━━━ GIVEN DATA

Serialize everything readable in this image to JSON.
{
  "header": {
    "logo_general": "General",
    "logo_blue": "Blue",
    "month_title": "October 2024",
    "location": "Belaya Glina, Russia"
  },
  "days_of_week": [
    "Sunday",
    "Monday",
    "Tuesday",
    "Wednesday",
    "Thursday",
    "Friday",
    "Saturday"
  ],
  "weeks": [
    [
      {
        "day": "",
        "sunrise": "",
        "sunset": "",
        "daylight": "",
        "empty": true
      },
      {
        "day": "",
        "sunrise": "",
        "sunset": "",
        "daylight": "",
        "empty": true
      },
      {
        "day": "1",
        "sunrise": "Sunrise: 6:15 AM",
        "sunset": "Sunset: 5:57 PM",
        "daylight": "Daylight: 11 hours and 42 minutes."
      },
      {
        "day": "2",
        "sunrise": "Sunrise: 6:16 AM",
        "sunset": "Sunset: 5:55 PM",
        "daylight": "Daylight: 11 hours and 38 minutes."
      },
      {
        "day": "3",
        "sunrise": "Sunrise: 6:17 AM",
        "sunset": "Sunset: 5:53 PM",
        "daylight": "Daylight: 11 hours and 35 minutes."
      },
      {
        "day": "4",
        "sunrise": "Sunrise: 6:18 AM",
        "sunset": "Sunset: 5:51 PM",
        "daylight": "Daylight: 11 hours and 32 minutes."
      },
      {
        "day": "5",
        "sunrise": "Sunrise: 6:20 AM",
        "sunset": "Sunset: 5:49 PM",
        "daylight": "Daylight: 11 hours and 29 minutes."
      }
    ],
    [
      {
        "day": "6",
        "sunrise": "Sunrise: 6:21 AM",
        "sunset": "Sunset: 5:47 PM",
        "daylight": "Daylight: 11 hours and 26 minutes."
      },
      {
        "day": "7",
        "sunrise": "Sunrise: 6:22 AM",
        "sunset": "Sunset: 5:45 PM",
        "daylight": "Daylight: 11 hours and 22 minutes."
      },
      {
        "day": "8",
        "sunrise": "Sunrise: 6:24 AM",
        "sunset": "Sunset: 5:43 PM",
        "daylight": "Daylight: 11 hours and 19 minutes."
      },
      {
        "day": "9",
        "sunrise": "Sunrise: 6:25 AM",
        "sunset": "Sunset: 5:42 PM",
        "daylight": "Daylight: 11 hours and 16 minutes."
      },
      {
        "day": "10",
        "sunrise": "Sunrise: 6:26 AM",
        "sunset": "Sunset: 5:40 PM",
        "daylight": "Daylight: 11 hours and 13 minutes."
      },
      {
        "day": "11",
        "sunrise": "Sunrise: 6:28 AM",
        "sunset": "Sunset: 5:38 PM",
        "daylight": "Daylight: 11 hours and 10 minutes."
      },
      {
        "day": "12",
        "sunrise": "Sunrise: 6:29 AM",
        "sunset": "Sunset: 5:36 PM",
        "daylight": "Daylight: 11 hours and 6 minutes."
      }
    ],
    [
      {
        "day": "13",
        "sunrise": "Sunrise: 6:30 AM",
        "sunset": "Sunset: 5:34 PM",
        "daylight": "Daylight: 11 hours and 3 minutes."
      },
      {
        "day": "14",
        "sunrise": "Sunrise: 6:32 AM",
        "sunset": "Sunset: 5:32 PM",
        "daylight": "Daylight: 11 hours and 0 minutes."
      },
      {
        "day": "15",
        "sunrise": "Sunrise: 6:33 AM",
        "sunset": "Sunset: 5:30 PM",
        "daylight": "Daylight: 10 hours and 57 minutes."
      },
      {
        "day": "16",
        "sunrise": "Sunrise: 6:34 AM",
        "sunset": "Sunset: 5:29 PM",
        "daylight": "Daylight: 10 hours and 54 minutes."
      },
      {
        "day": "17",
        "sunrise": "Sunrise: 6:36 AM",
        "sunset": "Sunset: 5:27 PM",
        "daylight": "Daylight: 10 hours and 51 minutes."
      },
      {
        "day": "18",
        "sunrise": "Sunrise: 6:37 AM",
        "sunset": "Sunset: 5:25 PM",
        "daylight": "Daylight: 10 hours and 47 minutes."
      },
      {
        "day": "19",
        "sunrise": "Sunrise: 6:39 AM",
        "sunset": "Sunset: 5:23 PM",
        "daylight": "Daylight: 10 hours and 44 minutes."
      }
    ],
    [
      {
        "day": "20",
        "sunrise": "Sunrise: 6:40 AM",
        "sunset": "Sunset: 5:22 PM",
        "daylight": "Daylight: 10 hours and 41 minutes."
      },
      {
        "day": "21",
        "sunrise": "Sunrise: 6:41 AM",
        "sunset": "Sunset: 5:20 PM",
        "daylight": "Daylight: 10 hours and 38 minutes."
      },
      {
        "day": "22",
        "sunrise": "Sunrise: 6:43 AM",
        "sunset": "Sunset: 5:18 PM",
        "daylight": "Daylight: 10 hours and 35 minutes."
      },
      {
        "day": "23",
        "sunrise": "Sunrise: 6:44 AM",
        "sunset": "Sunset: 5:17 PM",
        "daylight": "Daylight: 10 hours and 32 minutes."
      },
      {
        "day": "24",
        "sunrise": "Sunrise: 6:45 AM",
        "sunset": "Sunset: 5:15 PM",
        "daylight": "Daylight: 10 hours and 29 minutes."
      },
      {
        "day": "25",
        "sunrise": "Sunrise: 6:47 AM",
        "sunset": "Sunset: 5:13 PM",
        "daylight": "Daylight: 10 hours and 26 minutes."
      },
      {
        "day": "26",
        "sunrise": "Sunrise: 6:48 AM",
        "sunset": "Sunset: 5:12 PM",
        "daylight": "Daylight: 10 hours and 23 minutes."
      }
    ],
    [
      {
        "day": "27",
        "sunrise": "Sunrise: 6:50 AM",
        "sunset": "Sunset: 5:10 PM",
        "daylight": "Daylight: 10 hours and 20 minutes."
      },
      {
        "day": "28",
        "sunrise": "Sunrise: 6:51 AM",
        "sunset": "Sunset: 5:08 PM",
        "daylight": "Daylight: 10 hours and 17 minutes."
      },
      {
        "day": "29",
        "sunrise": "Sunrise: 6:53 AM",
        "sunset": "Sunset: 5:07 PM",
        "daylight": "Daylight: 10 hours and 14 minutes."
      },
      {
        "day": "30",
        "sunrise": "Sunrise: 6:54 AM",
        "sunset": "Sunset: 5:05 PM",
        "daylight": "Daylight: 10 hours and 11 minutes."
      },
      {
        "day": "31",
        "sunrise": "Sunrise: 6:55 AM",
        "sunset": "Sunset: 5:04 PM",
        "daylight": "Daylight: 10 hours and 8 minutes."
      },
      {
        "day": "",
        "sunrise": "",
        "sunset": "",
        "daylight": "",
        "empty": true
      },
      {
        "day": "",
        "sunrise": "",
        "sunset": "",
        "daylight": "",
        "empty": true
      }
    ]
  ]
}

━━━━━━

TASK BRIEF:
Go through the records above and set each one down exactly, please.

OUTPUT OF THE TASK:
Serialize everything readable in this image to JSON.
{
  "header": {
    "logo_general": "General",
    "logo_blue": "Blue",
    "month_title": "October 2024",
    "location": "Belaya Glina, Russia"
  },
  "days_of_week": [
    "Sunday",
    "Monday",
    "Tuesday",
    "Wednesday",
    "Thursday",
    "Friday",
    "Saturday"
  ],
  "weeks": [
    [
      {
        "day": "",
        "sunrise": "",
        "sunset": "",
        "daylight": "",
        "empty": true
      },
      {
        "day": "",
        "sunrise": "",
        "sunset": "",
        "daylight": "",
        "empty": true
      },
      {
        "day": "1",
        "sunrise": "Sunrise: 6:15 AM",
        "sunset": "Sunset: 5:57 PM",
        "daylight": "Daylight: 11 hours and 42 minutes."
      },
      {
        "day": "2",
        "sunrise": "Sunrise: 6:16 AM",
        "sunset": "Sunset: 5:55 PM",
        "daylight": "Daylight: 11 hours and 38 minutes."
      },
      {
        "day": "3",
        "sunrise": "Sunrise: 6:17 AM",
        "sunset": "Sunset: 5:53 PM",
        "daylight": "Daylight: 11 hours and 35 minutes."
      },
      {
        "day": "4",
        "sunrise": "Sunrise: 6:18 AM",
        "sunset": "Sunset: 5:51 PM",
        "daylight": "Daylight: 11 hours and 32 minutes."
      },
      {
        "day": "5",
        "sunrise": "Sunrise: 6:20 AM",
        "sunset": "Sunset: 5:49 PM",
        "daylight": "Daylight: 11 hours and 29 minutes."
      }
    ],
    [
      {
        "day": "6",
        "sunrise": "Sunrise: 6:21 AM",
        "sunset": "Sunset: 5:47 PM",
        "daylight": "Daylight: 11 hours and 26 minutes."
      },
      {
        "day": "7",
        "sunrise": "Sunrise: 6:22 AM",
        "sunset": "Sunset: 5:45 PM",
        "daylight": "Daylight: 11 hours and 22 minutes."
      },
      {
        "day": "8",
        "sunrise": "Sunrise: 6:24 AM",
        "sunset": "Sunset: 5:43 PM",
        "daylight": "Daylight: 11 hours and 19 minutes."
      },
      {
        "day": "9",
        "sunrise": "Sunrise: 6:25 AM",
        "sunset": "Sunset: 5:42 PM",
        "daylight": "Daylight: 11 hours and 16 minutes."
      },
      {
        "day": "10",
        "sunrise": "Sunrise: 6:26 AM",
        "sunset": "Sunset: 5:40 PM",
        "daylight": "Daylight: 11 hours and 13 minutes."
      },
      {
        "day": "11",
        "sunrise": "Sunrise: 6:28 AM",
        "sunset": "Sunset: 5:38 PM",
        "daylight": "Daylight: 11 hours and 10 minutes."
      },
      {
        "day": "12",
        "sunrise": "Sunrise: 6:29 AM",
        "sunset": "Sunset: 5:36 PM",
        "daylight": "Daylight: 11 hours and 6 minutes."
      }
    ],
    [
      {
        "day": "13",
        "sunrise": "Sunrise: 6:30 AM",
        "sunset": "Sunset: 5:34 PM",
        "daylight": "Daylight: 11 hours and 3 minutes."
      },
      {
        "day": "14",
        "sunrise": "Sunrise: 6:32 AM",
        "sunset": "Sunset: 5:32 PM",
        "daylight": "Daylight: 11 hours and 0 minutes."
      },
      {
        "day": "15",
        "sunrise": "Sunrise: 6:33 AM",
        "sunset": "Sunset: 5:30 PM",
        "daylight": "Daylight: 10 hours and 57 minutes."
      },
      {
        "day": "16",
        "sunrise": "Sunrise: 6:34 AM",
        "sunset": "Sunset: 5:29 PM",
        "daylight": "Daylight: 10 hours and 54 minutes."
      },
      {
        "day": "17",
        "sunrise": "Sunrise: 6:36 AM",
        "sunset": "Sunset: 5:27 PM",
        "daylight": "Daylight: 10 hours and 51 minutes."
      },
      {
        "day": "18",
        "sunrise": "Sunrise: 6:37 AM",
        "sunset": "Sunset: 5:25 PM",
        "daylight": "Daylight: 10 hours and 47 minutes."
      },
      {
        "day": "19",
        "sunrise": "Sunrise: 6:39 AM",
        "sunset": "Sunset: 5:23 PM",
        "daylight": "Daylight: 10 hours and 44 minutes."
      }
    ],
    [
      {
        "day": "20",
        "sunrise": "Sunrise: 6:40 AM",
        "sunset": "Sunset: 5:22 PM",
        "daylight": "Daylight: 10 hours and 41 minutes."
      },
      {
        "day": "21",
        "sunrise": "Sunrise: 6:41 AM",
        "sunset": "Sunset: 5:20 PM",
        "daylight": "Daylight: 10 hours and 38 minutes."
      },
      {
        "day": "22",
        "sunrise": "Sunrise: 6:43 AM",
        "sunset": "Sunset: 5:18 PM",
        "daylight": "Daylight: 10 hours and 35 minutes."
      },
      {
        "day": "23",
        "sunrise": "Sunrise: 6:44 AM",
        "sunset": "Sunset: 5:17 PM",
        "daylight": "Daylight: 10 hours and 32 minutes."
      },
      {
        "day": "24",
        "sunrise": "Sunrise: 6:45 AM",
        "sunset": "Sunset: 5:15 PM",
        "daylight": "Daylight: 10 hours and 29 minutes."
      },
      {
        "day": "25",
        "sunrise": "Sunrise: 6:47 AM",
        "sunset": "Sunset: 5:13 PM",
        "daylight": "Daylight: 10 hours and 26 minutes."
      },
      {
        "day": "26",
        "sunrise": "Sunrise: 6:48 AM",
        "sunset": "Sunset: 5:12 PM",
        "daylight": "Daylight: 10 hours and 23 minutes."
      }
    ],
    [
      {
        "day": "27",
        "sunrise": "Sunrise: 6:50 AM",
        "sunset": "Sunset: 5:10 PM",
        "daylight": "Daylight: 10 hours and 20 minutes."
      },
      {
        "day": "28",
        "sunrise": "Sunrise: 6:51 AM",
        "sunset": "Sunset: 5:08 PM",
        "daylight": "Daylight: 10 hours and 17 minutes."
      },
      {
        "day": "29",
        "sunrise": "Sunrise: 6:53 AM",
        "sunset": "Sunset: 5:07 PM",
        "daylight": "Daylight: 10 hours and 14 minutes."
      },
      {
        "day": "30",
        "sunrise": "Sunrise: 6:54 AM",
        "sunset": "Sunset: 5:05 PM",
        "daylight": "Daylight: 10 hours and 11 minutes."
      },
      {
        "day": "31",
        "sunrise": "Sunrise: 6:55 AM",
        "sunset": "Sunset: 5:04 PM",
        "daylight": "Daylight: 10 hours and 8 minutes."
      },
      {
        "day": "",
        "sunrise": "",
        "sunset": "",
        "daylight": "",
        "empty": true
      },
      {
        "day": "",
        "sunrise": "",
        "sunset": "",
        "daylight": "",
        "empty": true
      }
    ]
  ]
}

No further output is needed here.